Where losses have been incurred prior to 1 January 2003 (due date) e.g. reaches 1, 2 and 3 due to earlier impoundment dates, the losses for these years (i.e. losses prior to 2003) have been aggregated and included as lumpsum in year 2003 for the respective reaches. To maintain the 50 year compensation period for all reaches, the annual amounts in respect of the losses prior to 2003 have been offset (deducted from) amounts due at the end of the 50 year period for each of the respective reaches. (See Phasing-in for reaches 1, 2 and 3 below).
The division of this lump sum amongst communities within the reach will be based on the number of households in each community, the clustering of communities in the LLEs and the location of communities.
The spreadsheet overleaf displays the calculation for the proximal reaches, reaches 1, 2, 3, 7 and 8. The assumptions used in the calculations are listed below:
Ø Base date for calculation and due date for initial payments: 01 January 2003
Ø Period: As defined in the IFR Policy (50 years)
Ø Discount rate: As defined in the IFR Policy (8%)
Ø Escalation rate: 7.5% (the resource loss values were reported as 1999 values; these have to be escalated to 2003 values)
Ø Public and animal health mitigation costs have been incorporated into the calculations, in the proportions shown in the spreadsheet.
Ø The downstream flow scenarios used to project the annual resource loss values per reach are shown in the first box on the left of the spreadsheet.
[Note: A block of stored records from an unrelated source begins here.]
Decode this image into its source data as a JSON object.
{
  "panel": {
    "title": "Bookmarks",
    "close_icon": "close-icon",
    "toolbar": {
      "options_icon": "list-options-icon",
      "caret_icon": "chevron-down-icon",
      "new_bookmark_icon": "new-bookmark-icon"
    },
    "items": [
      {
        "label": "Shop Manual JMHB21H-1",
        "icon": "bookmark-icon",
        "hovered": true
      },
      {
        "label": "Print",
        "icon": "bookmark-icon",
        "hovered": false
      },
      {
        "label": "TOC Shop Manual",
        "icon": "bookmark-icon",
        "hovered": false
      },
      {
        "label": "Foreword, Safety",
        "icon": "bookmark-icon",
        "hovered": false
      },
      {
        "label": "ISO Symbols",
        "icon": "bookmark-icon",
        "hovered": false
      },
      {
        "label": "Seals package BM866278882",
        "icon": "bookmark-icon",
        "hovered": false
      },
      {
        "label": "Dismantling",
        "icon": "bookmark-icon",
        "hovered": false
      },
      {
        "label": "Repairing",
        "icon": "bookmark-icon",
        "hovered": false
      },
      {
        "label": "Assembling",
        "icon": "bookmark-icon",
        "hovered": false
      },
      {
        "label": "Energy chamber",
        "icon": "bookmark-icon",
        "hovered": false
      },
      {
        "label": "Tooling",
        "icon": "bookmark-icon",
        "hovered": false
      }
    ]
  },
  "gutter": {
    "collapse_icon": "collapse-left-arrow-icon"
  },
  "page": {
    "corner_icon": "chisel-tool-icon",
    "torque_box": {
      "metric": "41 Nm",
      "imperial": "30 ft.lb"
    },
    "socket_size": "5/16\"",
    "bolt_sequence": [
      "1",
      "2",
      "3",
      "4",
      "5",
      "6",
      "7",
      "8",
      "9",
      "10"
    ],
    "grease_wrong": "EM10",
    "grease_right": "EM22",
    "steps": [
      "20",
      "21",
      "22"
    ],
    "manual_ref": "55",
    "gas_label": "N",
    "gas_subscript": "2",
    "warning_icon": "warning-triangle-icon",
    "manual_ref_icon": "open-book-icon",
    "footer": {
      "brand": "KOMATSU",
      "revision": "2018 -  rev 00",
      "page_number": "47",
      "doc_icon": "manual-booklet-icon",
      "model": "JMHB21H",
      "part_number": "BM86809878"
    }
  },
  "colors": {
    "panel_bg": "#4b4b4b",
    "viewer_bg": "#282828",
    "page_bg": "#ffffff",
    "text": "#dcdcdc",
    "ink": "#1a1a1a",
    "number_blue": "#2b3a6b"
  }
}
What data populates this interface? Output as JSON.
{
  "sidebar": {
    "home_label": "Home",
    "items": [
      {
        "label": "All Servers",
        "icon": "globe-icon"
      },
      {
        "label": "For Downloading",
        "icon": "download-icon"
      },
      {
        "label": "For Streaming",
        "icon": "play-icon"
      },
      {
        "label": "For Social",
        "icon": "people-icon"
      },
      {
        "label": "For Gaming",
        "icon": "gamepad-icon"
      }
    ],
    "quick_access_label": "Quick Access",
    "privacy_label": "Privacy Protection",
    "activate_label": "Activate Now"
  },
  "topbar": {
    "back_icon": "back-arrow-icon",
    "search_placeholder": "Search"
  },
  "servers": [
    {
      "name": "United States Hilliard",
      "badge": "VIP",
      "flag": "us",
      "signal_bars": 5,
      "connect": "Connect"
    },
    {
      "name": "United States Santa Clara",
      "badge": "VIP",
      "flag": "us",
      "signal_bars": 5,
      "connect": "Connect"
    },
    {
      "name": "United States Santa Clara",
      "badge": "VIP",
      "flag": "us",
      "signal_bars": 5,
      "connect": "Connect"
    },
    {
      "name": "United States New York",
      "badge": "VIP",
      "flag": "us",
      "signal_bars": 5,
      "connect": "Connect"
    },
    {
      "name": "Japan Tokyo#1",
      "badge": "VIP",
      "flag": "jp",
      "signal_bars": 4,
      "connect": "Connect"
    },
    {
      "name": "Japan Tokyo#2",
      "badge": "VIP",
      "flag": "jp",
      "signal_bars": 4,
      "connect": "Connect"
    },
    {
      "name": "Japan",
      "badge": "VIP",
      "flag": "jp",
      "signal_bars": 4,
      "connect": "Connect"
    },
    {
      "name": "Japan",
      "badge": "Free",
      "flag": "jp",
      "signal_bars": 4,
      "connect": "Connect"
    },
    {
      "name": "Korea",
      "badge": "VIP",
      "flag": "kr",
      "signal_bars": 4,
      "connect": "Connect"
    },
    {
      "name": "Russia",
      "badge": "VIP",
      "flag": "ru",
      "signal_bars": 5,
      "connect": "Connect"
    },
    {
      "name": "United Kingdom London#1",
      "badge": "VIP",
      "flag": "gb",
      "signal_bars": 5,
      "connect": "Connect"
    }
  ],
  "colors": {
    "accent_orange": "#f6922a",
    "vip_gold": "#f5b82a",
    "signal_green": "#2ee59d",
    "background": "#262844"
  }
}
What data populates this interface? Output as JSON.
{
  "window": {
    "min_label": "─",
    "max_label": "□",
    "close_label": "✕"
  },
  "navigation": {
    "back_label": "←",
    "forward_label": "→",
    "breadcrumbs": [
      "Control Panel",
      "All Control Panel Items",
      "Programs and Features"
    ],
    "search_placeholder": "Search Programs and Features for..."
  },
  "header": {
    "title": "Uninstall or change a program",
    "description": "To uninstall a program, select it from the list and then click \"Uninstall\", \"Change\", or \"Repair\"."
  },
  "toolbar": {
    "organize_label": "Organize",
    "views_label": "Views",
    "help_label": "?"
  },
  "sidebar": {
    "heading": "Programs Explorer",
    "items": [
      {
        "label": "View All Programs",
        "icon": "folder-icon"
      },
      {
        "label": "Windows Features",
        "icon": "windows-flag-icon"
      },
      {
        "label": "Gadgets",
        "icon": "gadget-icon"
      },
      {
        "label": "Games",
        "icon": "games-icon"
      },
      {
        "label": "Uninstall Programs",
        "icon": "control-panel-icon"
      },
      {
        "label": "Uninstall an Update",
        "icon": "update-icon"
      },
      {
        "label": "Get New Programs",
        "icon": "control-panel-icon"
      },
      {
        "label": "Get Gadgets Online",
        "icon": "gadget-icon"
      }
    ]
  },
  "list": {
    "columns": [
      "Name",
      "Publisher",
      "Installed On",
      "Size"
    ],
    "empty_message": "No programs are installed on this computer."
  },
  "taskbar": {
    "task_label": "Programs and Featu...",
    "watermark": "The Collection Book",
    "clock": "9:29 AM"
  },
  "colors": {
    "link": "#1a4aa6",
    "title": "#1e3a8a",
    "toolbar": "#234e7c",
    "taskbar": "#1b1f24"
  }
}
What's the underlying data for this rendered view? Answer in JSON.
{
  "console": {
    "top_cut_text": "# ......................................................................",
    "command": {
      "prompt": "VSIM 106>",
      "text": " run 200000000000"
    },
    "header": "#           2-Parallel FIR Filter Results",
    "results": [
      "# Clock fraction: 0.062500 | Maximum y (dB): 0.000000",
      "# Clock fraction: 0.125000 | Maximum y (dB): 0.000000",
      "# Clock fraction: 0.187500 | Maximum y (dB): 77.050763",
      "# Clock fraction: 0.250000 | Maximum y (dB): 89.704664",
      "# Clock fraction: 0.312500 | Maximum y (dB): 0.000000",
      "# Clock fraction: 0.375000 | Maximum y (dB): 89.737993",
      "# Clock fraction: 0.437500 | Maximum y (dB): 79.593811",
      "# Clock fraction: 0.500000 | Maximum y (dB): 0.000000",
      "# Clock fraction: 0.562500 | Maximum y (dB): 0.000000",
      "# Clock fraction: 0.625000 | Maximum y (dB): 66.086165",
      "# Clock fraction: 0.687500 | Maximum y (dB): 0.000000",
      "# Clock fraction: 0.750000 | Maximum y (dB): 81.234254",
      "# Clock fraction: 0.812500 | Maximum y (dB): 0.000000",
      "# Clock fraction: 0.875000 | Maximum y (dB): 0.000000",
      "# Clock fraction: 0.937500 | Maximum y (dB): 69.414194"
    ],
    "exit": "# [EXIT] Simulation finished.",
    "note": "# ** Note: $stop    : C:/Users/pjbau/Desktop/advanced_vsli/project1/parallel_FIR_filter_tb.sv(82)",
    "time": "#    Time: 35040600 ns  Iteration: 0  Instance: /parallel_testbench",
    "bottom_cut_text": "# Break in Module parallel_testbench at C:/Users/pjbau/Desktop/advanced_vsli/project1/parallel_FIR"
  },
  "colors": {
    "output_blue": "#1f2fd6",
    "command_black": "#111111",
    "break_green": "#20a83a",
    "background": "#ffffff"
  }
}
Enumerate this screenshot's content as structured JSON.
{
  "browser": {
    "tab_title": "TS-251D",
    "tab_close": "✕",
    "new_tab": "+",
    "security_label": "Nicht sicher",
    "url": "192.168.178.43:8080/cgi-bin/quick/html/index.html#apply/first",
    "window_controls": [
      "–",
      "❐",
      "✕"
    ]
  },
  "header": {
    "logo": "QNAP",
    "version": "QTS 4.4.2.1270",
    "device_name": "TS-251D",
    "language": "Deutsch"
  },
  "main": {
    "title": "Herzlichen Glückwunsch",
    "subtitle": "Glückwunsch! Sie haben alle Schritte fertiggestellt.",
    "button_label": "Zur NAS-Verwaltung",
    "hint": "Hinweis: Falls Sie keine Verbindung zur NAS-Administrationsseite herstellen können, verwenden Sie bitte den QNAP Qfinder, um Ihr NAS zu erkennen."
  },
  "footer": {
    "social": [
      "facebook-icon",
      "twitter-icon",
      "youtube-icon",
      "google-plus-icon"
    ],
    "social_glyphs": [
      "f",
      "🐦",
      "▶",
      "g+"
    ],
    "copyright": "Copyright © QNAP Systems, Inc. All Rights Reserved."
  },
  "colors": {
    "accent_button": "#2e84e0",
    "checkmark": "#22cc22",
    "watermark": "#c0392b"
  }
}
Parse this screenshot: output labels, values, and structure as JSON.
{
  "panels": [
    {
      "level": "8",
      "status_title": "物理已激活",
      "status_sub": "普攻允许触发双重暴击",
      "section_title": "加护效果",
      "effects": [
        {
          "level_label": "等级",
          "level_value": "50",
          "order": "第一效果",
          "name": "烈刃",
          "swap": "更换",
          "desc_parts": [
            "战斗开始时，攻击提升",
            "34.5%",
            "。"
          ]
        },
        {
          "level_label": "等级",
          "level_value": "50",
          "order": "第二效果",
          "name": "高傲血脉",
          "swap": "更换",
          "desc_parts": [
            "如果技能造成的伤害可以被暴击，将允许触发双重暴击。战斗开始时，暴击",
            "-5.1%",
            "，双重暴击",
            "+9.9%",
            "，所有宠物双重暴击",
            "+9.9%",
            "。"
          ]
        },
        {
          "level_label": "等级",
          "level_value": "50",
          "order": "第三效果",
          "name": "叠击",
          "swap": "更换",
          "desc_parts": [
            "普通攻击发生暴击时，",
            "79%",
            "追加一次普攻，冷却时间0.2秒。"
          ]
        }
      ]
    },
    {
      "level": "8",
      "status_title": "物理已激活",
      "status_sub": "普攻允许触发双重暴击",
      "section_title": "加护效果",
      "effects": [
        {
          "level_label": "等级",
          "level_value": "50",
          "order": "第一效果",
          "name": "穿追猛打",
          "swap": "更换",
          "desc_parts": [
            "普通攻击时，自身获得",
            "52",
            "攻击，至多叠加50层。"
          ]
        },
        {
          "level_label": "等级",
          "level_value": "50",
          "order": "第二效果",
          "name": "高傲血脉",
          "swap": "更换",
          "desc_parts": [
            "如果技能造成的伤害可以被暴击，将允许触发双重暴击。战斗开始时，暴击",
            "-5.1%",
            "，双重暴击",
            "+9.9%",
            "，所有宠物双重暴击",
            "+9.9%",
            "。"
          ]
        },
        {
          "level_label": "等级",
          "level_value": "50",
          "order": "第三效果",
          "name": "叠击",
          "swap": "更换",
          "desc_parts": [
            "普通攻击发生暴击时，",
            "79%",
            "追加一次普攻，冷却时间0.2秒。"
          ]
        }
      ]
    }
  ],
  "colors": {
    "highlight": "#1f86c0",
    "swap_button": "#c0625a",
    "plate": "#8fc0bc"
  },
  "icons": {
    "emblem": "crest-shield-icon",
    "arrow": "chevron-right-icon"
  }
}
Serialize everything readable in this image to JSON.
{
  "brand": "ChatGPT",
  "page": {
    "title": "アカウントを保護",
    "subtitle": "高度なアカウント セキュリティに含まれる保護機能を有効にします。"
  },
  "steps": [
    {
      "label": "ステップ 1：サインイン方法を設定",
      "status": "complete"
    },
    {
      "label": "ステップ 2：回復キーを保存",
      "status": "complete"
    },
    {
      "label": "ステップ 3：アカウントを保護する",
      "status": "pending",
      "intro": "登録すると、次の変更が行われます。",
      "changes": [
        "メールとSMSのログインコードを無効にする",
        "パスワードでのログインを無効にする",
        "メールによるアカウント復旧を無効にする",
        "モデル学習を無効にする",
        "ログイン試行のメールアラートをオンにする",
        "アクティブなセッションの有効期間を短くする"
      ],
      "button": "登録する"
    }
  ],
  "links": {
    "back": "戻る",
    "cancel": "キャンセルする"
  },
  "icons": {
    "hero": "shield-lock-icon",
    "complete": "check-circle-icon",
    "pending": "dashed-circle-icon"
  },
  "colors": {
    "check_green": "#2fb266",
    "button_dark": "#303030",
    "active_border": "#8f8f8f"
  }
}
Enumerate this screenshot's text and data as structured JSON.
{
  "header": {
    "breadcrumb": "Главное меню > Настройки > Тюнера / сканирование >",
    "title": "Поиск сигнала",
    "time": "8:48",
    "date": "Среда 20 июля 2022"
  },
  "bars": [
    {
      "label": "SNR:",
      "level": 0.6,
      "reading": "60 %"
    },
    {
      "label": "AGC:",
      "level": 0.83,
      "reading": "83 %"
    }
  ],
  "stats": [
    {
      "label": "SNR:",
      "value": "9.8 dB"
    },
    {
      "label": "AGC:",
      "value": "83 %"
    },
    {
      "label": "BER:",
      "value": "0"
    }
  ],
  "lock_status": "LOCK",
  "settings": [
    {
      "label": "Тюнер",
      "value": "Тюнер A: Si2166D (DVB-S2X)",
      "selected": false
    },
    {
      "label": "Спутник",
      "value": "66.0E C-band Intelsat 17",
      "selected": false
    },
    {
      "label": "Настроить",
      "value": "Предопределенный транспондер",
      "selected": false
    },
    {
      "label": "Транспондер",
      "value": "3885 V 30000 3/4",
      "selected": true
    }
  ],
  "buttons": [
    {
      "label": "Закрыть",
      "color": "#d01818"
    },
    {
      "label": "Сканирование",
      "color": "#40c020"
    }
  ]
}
Ø The phasing-in of impacts is reflected in the percentage losses assumed to occur over an 8-year phase-in period, as shown in the second box on the left-hand side of the spreadsheet. To take account of differing impoundment dates affecting reaches 1, 2 and 3, the following adjustments in the phasing-in have been made:
¨ Reach 1: Phasing in period reduced to 5 years; Matsoku Weir was commissioned in 2001, therefore 2-year period already lapsed. The annual losses for the 2-year lapsed period have been included as a lumpsum in year 2003. The amount due in years 2051 and 2052 have been reduced accordingly.
¨ Reach 2: No phase-in: The annual losses since impoundment (commenced 1996), of 7-year lapsed period have been included as a lumpsum in year 2003. The amounts due from 2046 to 2052 have been reduced accordingly.;
¨ Reach 3: Phasing in period reduced to 5 years. 100% of Matsoku was still flowing until 2001. Therefore, 2-year period already lapsed. As is the case for Reach 1 the annual losses for the 2 year lapsed period have been included as a lumpsum in year 2003. The amounts due in year 2051 and 2052 have been reduced accordingly.
The first tranche payment (for the first 10-year period) per reach is shown, as is the remaining 40-year tranche. The 2003 Present Value rate will be escalated by the inflation rate when paid out in 2014, as adjusted according to the audit results at that time